The problem is, it’s the audience that determines what’s acceptable, not the joke writers or their comic calculators.
Audiences are evolving. As the world gets smaller, it’s harder to maintain the emotional distance that allowed previous generations to laugh easily at jokes ridiculing other races and cultures. When contemporary comics make gags about disenfranchised or marginalized groups, they are now much more likely to “punch up” than “punch down,” expressions coined to describe the targets of humour. When you punch down, you are hitting at the victims and the powerless, while punching up is aimed at the elites.
But a truly talented comic can punch in either direction, as evidenced in the humour of George Carlin, whose late career performances were more rant than stand-up. Yes, he ripped into the elites, but he was just as harsh about us and our acceptance of a society where corporations tell us what to think. “I do this real moron thing, and it’s called thinking. And apparently I’m not a very good American because I like to form my own opinions.”
These days the downtrodden are thinking and punching back, unafraid to tell comedians when they find a joke offensive. That’s not an attack on free speech, as some like to describe it, but the very essence of free speech. The comedian is free to ignore it, but critics are equally free to spend their money buying tickets to someone else’s show and encouraging their friends to follow suit.
One of the great things about events like Montreal’s Just for Laughs, Off-JFL and Zoofest is that the hundreds of acts showcased here expose the festival audiences to a vast smorgasbord of comedic styles.
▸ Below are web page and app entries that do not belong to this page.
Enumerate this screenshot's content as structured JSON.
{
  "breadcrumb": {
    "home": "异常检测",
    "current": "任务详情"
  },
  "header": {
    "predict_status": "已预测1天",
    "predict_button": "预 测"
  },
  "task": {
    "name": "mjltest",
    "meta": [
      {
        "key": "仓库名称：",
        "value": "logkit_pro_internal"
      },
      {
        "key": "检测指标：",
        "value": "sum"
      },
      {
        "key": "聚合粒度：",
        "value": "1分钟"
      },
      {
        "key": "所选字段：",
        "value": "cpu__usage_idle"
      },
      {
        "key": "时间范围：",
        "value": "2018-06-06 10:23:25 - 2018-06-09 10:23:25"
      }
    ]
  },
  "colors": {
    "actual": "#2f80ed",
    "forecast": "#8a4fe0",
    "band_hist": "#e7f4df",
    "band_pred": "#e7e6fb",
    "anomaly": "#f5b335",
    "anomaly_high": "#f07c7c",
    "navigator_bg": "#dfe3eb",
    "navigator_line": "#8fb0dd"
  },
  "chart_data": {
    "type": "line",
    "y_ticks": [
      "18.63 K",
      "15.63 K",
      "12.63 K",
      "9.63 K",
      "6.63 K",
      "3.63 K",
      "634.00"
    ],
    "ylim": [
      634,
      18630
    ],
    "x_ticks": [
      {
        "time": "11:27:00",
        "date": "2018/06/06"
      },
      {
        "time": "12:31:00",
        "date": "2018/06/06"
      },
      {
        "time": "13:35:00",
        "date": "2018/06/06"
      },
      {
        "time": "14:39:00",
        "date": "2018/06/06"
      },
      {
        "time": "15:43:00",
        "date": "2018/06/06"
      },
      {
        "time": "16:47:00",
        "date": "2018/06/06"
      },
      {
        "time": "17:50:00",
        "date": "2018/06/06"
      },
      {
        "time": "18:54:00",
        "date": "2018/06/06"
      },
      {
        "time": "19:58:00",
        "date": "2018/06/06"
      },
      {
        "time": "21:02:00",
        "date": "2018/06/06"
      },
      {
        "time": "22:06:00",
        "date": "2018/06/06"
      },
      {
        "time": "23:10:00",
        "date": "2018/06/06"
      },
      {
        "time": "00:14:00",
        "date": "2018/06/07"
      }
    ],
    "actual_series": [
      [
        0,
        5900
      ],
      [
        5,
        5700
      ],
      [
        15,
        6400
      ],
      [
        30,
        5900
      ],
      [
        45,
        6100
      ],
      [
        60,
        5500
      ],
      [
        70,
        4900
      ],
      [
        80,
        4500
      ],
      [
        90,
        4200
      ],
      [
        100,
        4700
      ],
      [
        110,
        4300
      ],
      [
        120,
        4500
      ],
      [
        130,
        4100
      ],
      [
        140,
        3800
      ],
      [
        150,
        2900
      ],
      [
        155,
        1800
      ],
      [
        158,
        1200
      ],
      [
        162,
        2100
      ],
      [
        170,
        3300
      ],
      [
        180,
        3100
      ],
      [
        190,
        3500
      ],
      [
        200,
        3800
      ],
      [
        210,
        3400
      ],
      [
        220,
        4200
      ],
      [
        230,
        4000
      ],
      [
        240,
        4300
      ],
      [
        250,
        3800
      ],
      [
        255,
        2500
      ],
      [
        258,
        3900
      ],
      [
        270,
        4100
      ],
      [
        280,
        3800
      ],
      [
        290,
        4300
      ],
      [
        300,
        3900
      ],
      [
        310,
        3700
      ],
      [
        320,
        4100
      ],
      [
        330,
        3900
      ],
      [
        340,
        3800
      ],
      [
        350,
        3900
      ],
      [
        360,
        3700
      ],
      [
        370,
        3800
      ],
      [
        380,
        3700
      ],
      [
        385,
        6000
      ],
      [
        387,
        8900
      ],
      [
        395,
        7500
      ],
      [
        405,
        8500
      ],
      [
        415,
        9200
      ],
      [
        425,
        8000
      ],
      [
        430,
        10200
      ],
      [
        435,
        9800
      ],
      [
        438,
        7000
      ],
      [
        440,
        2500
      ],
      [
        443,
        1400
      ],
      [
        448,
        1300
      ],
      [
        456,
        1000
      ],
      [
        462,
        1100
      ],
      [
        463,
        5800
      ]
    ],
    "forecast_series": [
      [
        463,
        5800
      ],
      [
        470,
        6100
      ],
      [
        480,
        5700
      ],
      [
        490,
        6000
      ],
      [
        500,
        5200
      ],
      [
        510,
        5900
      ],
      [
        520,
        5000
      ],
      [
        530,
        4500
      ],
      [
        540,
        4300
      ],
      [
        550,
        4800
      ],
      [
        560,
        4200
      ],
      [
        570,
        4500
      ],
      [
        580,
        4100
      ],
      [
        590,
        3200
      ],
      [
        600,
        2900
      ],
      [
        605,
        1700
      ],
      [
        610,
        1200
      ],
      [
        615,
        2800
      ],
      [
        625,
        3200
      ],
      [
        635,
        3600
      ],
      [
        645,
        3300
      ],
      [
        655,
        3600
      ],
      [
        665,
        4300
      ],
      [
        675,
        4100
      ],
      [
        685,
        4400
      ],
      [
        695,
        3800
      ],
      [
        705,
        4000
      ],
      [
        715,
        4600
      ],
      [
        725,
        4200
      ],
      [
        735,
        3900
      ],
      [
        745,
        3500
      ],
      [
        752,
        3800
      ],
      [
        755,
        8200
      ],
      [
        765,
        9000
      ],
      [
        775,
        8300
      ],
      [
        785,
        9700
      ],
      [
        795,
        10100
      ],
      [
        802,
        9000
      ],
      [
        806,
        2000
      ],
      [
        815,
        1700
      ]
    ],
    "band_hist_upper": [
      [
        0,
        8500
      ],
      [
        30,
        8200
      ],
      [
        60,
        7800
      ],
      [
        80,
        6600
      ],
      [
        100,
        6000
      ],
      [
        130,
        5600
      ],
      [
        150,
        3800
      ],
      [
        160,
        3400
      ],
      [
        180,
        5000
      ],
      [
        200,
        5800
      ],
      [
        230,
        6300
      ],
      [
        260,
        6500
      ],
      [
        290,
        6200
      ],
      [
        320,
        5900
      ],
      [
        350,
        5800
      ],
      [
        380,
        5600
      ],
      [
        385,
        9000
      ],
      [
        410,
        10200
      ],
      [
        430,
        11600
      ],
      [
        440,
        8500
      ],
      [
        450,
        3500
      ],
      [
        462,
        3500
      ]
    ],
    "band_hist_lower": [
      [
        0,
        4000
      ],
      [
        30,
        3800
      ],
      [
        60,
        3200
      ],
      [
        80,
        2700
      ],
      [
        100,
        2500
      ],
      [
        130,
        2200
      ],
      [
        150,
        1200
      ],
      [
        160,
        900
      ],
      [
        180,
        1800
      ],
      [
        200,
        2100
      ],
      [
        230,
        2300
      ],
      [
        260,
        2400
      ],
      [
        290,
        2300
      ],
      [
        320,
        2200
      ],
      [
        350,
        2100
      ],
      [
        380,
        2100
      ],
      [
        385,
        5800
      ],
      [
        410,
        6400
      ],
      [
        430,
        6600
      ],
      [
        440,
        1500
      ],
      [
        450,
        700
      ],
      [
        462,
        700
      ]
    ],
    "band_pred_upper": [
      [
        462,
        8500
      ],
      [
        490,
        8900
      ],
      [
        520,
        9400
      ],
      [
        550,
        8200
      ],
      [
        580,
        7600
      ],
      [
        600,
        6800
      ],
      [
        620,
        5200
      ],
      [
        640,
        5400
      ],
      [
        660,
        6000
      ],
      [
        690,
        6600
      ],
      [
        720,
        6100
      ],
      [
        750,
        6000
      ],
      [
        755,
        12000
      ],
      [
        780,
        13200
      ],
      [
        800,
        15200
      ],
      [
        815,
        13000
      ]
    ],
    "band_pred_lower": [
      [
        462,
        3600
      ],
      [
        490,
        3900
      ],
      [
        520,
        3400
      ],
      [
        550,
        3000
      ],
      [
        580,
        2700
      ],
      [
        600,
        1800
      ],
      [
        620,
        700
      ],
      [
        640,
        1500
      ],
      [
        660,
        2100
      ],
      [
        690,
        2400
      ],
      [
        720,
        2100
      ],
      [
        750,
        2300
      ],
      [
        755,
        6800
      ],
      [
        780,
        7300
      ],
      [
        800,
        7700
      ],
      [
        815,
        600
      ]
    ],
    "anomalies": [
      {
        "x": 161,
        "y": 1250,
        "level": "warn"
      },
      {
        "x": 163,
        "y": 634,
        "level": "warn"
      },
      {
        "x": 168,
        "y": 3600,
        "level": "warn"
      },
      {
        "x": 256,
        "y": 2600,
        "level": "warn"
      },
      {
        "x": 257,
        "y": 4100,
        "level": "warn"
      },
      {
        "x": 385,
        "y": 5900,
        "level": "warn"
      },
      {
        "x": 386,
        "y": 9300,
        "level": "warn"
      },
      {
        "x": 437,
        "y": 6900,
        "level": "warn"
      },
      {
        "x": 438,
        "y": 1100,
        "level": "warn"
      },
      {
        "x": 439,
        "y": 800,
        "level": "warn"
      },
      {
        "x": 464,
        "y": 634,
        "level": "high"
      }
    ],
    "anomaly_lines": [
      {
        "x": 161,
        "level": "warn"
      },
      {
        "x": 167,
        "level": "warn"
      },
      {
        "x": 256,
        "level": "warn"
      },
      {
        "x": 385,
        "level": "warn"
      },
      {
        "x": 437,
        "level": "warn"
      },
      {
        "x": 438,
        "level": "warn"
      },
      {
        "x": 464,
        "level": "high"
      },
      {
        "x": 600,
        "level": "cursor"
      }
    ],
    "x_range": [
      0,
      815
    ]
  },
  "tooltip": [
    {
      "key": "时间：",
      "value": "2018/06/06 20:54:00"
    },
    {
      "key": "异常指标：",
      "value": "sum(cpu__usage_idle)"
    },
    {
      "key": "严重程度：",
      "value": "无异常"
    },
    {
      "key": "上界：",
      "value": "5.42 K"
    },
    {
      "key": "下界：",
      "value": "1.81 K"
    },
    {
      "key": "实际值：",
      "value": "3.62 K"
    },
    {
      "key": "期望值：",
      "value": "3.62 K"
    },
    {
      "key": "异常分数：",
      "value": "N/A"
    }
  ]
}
Not only do they draw the top names in comedy, they provide platforms for emerging wits and alternative twits, from absurdist prop comics like Sam Simmons to puppet acts like Sammy J and Randy to local talents showcased in My First Time.
So it’s not surprising that some comedy fans are going to find some of the humour unappealing, disturbing, even revolting.
And down the street, diners will walk out of restaurants because they hate the food or the service — and they’ll vow never to return. Some of the chefs will blame the customers, but if they don’t learn to adjust their recipes and their attitudes, the crowds will shrink until the only people the chefs will be left serving will be themselves. ■
Peter Wheeland is a Montreal journalist. His sardonic observations about the city and province appear on Cult MTL every week. You can contact him by Email or follow him on Twitter.